[Dataset rows for apps and sites]
**********
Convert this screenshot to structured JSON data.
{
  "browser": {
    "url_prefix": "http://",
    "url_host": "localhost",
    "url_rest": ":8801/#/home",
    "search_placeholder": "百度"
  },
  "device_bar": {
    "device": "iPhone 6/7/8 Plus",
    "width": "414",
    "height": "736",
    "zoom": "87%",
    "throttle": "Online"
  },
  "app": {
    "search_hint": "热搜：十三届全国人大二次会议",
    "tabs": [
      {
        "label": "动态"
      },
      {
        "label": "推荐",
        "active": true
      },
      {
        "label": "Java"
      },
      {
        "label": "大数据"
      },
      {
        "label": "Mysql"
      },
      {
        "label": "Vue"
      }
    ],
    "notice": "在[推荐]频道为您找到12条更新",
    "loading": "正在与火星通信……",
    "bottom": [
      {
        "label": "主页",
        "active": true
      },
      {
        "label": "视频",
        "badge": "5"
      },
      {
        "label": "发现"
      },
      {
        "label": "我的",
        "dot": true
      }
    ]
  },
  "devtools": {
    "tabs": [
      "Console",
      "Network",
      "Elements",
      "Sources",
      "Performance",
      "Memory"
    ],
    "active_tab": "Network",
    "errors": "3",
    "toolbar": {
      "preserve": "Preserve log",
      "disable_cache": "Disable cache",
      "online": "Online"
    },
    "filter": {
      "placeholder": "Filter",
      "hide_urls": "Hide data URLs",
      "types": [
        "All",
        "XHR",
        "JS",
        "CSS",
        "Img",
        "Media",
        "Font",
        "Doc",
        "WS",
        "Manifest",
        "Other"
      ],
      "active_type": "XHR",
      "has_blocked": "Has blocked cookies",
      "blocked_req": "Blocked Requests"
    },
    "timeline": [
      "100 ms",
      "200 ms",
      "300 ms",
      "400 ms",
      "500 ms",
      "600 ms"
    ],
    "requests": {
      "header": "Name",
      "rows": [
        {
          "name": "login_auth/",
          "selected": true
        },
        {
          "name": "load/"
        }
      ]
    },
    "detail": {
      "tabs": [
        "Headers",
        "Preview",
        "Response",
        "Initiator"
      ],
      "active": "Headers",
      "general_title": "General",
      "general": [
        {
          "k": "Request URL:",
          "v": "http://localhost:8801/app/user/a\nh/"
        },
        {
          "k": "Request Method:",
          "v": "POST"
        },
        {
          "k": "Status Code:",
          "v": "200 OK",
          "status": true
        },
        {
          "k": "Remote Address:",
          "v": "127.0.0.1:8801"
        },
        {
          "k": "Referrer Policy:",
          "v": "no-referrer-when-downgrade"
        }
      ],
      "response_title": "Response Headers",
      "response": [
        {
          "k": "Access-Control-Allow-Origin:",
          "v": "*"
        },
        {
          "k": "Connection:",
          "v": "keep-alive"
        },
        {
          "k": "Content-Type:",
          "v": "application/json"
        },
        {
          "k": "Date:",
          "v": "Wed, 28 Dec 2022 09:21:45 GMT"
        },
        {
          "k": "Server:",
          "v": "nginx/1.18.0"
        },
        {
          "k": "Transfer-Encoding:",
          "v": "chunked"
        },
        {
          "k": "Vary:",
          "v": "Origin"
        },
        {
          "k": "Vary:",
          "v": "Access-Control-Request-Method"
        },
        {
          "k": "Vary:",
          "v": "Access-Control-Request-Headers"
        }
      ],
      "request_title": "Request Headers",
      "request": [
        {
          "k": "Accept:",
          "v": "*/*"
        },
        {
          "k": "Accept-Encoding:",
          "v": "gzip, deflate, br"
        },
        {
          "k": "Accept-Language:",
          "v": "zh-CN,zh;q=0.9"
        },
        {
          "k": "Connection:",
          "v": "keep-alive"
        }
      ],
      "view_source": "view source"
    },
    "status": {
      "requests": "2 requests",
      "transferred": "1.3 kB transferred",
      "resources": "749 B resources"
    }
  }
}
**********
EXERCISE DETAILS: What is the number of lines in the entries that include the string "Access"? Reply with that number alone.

ANSWER TO THIS EXERCISE: 3